▶ [ACTIVITY]:
Each line below that holds the word "Successfully" counts toward the answer; reply with the total number only.

== SUPPLIED ENTRIES

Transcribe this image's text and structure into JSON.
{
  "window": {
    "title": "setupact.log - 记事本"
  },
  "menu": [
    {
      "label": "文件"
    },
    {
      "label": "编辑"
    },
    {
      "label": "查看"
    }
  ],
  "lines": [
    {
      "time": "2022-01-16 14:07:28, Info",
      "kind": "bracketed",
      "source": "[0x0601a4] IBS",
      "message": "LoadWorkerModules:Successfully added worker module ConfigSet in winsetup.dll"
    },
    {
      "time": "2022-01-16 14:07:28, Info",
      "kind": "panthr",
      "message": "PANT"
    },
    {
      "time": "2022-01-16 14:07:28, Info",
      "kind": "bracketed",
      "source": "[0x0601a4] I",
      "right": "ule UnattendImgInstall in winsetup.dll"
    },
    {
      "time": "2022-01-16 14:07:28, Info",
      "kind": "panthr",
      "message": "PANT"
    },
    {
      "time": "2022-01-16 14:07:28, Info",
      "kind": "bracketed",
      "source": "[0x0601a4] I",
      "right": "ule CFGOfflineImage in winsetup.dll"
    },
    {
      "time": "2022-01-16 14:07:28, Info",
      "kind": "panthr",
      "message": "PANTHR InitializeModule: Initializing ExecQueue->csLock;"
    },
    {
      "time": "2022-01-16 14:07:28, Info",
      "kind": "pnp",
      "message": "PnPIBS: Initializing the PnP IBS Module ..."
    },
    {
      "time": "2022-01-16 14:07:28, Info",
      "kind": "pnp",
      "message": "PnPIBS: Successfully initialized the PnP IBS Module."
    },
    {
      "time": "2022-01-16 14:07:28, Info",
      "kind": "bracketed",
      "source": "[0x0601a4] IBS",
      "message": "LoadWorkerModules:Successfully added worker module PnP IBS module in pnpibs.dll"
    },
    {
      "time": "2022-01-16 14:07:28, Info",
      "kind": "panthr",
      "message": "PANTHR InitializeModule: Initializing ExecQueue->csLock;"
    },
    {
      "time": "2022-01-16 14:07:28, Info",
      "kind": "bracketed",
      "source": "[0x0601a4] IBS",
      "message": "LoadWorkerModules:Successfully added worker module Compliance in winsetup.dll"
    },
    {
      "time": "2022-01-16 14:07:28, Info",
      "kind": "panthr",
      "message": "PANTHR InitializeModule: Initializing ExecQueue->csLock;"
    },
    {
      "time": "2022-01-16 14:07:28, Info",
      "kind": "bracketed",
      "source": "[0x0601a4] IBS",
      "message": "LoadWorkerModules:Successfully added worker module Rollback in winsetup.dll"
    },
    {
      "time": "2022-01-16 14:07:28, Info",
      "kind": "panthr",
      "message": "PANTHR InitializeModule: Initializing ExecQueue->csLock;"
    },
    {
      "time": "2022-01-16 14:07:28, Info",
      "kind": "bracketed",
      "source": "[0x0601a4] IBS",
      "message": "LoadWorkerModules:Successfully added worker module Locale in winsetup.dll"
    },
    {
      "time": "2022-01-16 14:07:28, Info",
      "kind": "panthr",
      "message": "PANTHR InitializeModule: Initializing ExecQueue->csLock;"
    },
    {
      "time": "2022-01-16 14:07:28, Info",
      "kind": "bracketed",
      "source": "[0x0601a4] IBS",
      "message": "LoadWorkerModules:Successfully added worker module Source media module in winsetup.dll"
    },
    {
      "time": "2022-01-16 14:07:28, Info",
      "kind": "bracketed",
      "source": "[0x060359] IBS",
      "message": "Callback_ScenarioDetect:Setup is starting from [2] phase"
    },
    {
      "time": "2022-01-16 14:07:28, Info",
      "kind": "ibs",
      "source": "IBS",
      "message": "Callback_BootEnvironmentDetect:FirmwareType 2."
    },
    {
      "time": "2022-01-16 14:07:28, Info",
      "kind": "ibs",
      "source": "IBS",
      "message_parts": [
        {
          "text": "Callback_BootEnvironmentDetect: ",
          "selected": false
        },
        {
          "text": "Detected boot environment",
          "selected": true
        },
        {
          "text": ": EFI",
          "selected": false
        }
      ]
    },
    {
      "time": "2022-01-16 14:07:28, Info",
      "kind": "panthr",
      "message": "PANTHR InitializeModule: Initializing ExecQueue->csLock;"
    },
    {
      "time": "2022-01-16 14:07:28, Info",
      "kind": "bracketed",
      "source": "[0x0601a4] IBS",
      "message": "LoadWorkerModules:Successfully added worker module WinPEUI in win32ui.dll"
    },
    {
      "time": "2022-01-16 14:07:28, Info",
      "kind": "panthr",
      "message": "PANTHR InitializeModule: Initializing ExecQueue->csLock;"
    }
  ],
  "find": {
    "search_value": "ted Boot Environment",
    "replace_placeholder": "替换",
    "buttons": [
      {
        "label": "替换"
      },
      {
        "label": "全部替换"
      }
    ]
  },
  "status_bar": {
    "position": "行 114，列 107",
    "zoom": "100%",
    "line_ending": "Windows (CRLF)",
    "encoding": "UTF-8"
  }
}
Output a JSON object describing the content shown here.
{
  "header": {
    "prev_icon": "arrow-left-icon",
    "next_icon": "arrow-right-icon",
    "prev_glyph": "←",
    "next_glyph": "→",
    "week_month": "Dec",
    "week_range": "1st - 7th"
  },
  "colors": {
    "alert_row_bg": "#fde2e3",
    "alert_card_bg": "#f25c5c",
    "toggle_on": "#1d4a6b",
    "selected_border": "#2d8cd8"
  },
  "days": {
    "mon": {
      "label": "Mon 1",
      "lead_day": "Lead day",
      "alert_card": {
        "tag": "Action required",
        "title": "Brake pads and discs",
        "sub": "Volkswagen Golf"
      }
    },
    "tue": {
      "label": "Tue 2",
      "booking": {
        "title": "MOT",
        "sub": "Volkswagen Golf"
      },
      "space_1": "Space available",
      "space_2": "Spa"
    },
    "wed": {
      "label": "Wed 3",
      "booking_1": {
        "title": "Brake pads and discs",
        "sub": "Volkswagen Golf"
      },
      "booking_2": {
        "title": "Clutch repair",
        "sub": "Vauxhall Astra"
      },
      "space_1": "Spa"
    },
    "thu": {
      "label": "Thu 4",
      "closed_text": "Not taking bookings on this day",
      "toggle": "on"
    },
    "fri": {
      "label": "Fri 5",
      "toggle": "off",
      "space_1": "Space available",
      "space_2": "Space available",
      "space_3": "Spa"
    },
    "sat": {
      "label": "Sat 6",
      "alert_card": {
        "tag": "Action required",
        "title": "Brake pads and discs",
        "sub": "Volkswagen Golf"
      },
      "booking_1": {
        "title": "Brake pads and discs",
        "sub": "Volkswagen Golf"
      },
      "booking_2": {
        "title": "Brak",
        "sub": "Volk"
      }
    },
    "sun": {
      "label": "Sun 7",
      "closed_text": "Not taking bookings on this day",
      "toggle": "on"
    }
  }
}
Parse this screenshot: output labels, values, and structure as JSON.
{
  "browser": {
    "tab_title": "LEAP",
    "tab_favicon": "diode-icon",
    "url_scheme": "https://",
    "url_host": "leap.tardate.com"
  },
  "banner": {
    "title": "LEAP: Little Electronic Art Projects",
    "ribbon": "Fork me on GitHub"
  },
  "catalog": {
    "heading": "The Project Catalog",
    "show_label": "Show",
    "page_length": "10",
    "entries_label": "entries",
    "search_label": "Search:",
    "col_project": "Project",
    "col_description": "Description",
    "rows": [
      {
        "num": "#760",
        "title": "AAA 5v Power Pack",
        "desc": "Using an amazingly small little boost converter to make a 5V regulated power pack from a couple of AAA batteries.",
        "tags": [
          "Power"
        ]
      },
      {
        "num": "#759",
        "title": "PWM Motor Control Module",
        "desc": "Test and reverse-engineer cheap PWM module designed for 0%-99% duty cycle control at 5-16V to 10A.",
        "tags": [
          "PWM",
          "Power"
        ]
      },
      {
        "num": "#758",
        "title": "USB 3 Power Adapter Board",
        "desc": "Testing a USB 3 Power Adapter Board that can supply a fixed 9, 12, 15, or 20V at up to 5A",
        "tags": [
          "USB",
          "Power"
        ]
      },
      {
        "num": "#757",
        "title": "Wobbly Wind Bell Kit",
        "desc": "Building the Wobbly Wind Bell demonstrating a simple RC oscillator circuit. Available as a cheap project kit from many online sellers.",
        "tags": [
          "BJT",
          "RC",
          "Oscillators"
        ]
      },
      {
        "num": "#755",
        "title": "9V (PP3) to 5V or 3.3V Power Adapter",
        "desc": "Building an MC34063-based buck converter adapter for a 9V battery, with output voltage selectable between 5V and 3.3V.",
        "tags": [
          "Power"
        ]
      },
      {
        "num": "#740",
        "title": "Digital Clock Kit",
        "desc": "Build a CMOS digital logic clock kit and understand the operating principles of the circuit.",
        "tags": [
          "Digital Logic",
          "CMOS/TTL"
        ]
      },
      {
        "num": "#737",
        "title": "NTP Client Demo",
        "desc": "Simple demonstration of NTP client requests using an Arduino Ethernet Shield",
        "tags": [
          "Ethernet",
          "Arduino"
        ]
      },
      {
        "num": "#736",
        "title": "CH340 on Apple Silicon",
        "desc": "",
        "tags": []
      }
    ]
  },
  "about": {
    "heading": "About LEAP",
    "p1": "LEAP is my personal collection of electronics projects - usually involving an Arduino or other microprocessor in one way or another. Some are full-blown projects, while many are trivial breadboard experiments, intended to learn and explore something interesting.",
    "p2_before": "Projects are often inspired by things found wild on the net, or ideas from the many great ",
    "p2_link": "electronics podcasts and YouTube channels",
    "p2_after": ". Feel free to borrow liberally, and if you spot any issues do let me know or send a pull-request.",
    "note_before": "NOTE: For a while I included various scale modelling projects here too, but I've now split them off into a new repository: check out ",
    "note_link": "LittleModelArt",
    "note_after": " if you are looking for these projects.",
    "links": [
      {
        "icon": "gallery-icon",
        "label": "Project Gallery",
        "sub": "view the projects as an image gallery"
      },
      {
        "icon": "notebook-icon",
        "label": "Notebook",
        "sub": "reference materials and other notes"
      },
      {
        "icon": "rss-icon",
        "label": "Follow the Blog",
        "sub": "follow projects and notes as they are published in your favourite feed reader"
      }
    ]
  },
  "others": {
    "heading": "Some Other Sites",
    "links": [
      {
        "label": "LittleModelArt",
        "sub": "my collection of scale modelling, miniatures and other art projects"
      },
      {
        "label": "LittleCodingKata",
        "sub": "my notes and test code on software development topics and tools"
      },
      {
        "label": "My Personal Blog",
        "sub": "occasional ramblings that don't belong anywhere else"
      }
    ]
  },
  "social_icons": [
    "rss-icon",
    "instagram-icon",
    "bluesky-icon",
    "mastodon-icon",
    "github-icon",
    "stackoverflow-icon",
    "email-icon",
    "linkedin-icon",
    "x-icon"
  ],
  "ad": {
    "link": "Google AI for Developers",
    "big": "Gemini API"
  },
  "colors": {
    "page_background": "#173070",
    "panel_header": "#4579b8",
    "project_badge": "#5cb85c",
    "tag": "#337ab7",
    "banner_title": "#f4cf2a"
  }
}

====

▶ [EXPECTED ANSWER]:
8